It measures your cumulative GPA, and progress toward your degree. If you don’t meet all the requirements, you aren’t making SAP. You then become ineligible to receive federal aid programs like Direct Loans and Graduate PLUS Loans.
If you have no interest in federal financial aid programs, then these requirements do not apply to you.
Credit hours that you have completed at another institution that are accepted at RIT will be counted as both attempted and completed credits. This does positively affect the calculation of your progress toward degree (Pace). However, the grades for transfer credits are not factored into the calculation of your cumulative GPA at RIT.
“I” grades are equivalent to “F” grades for SAP cumulative GPA calculations. The GPA calculations as reported by the Office of the Registrar at the conclusion of every semester/term will always be made with an “I” grade equaling a failing grade of 0.00. The GPA calculations on your academic transcript however are not calculated with “I” grades being equivalent to “F” grades and the “I” grades have no impact on the GPA calculations. Because of this, your cumulative GPAs on your academic transcript will always be higher than what is indicated on the SAP reports from the Registrar’s Office.
In the calculation of your progress toward degree (Pace), the credit hours associated with the course for which you have an “I” grade are counted as attempted credit hours. Because the “I” grade is equivalent to an “F” grade and no credit is earned for “F” grades, these same credit hours do not count as completed credit hours.
RIT’s policy on repeating a course is that the last grade will stand as final even if the last grade is lower than the grade previously earned. Accordingly, the last grade earned will affect the calculation of your cumulative GPA for the semester/term in which the last grade was earned. The credit hours the repeated course is worth are again counted as attempted credit hours. They will be counted as completed credits only if the last grade earned is a passing grade.
The last grade earned does not impact the SAP status assigned for the semester/term the class was previously taken.
“W” grades, assigned to courses you have withdrawn from past the add/drop period, carry no credit and do not affect your SAP cumulative GPA calculations. However, “W” grades can possibly impact your SAP progress toward degree (Pace) and might also affect the maximum timeframe because the credit hours associated with the courses you withdrew from are counted as attempted credit hours and they do not count as completed credit hours.
Review a copy of your unofficial transcript. Look at your most recently completed semester. It shows your cumulative GPA, your total credits attempted, and total credits completed. Compare your transcript to the requirements above. You can also contact your primary academic advisor.
The Office of Financial Aid and Scholarships (OFAS) monitors Federal Satisfactory Academic Progress at the conclusion of every semester/term (summer/fall/spring) using information received from the Office of the Registrar. The OFAS will only notify you if you aren’t meeting SAP requirements or if it is unable to determine your SAP status.
As a graduate student, your eligibility for federal financial aid loan programs is affected. Other aid programs like state grants have their own rules. Scholarships and grants funded by RIT are not typically impacted.

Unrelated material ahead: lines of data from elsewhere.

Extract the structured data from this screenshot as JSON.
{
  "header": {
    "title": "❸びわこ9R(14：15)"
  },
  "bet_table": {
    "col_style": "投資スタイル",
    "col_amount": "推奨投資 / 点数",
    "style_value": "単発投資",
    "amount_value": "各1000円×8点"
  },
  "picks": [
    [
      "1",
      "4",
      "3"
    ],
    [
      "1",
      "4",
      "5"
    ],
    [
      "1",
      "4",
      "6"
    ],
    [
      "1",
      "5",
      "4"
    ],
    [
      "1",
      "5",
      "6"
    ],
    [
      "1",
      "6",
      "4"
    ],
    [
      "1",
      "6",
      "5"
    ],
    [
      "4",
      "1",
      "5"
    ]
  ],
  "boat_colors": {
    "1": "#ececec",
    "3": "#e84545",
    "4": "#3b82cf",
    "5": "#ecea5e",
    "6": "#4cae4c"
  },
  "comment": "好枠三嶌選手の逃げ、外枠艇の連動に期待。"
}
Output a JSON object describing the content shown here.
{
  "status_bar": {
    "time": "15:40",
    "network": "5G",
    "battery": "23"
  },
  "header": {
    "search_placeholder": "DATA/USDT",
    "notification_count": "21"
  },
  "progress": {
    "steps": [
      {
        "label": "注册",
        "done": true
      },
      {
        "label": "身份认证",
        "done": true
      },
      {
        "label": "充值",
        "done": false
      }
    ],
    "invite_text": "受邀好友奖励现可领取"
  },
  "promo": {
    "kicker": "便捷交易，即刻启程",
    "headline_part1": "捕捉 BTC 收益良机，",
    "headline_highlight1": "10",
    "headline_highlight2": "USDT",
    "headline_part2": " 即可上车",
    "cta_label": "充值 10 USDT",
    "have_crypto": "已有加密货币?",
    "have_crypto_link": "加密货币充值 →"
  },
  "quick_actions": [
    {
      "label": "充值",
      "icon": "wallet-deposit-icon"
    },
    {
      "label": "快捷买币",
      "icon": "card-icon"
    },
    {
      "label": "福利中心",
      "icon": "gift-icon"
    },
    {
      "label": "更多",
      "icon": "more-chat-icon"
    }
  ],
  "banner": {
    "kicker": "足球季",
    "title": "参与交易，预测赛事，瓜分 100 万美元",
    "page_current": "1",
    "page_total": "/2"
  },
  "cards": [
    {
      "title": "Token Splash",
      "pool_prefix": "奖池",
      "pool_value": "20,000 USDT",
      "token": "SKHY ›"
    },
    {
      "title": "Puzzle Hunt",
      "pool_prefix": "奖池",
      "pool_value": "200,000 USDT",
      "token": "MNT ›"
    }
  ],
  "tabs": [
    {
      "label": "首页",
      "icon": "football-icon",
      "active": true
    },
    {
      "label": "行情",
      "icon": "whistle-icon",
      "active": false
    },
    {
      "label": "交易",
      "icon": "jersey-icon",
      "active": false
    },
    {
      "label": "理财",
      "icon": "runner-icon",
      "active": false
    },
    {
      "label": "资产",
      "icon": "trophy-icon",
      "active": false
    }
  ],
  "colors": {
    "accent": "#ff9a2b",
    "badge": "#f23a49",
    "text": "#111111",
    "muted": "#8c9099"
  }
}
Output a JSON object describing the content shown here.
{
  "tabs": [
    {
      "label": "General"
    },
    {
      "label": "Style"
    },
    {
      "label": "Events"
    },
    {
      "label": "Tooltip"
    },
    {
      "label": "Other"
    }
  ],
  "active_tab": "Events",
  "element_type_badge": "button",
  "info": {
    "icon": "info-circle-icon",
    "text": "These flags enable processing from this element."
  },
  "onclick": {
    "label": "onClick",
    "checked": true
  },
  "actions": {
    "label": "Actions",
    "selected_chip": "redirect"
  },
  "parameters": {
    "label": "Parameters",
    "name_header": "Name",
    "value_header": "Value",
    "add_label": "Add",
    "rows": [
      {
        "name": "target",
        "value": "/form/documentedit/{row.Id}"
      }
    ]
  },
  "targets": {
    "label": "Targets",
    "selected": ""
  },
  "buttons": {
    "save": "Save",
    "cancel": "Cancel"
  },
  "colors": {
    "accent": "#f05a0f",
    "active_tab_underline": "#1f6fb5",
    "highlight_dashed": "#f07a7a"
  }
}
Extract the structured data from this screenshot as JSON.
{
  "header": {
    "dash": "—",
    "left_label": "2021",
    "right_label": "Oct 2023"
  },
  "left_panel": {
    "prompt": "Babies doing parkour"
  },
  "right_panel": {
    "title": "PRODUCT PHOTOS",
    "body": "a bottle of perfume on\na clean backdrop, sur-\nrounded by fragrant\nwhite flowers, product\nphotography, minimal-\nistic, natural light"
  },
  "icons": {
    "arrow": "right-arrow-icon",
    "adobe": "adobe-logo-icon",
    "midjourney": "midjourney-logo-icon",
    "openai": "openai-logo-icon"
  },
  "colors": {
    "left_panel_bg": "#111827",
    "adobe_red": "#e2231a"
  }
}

NTID sponsored aid programs are determined by the National Technical Institute for the Deaf (NTID), but if you are not meeting SAP requirements you may not be eligible for NTID scholarships and grants.
If you have good reasons for not making SAP and can demonstrate those reasons will not happen again, you may request Federal Financial Aid Probation so that you can continue to receive federal aid while you work toward regaining SAP. You need to work with your primary academic advisor or program chair to develop a Federal SAP Action Plan that outlines the number of semesters it will take you to meet SAP requirements.
Meet with the designated Program SAP Contact to create a Federal SAP Action Plan. This tells us what you will achieve academically to meet SAP requirements. Use the SAP Contact Listto find your find your contact.
Submit your Request for Financial Aid Probation and your Federal SAP Action Plan to the Office of Financial Aid and Scholarships at the same time.
If you are applying for Federal Financial Aid Probation for a fall or spring semester, all required documents must be submitted no later than the start of the fifth week of the semester. If you are applying for Federal Financial Aid Probation for a summer term, all required documents must be submitted no later than the start of the third week of the full summer term.
The Office of Financial Aid and Scholarships notifies you of the decision. If approved, you will need to meet the conditions outlined in the Federal SAP Action Plan to continue to be eligible for federal financial aid. If you do not meet the conditions, or if your request is not approved, then you are not eligible to receive federal aid again until you meet SAP requirements or are allowed to appeal again.
A graduate student is allowed one approved probation, lasting no longer than two consecutive semesters.
These are cumulative. For example, if you used a Federal Financial Aid Probation while pursuing a graduate degree at RIT but transfer into another RIT graduate degree program you would not have any remaining probation opportunities while attending RIT as a graduate student.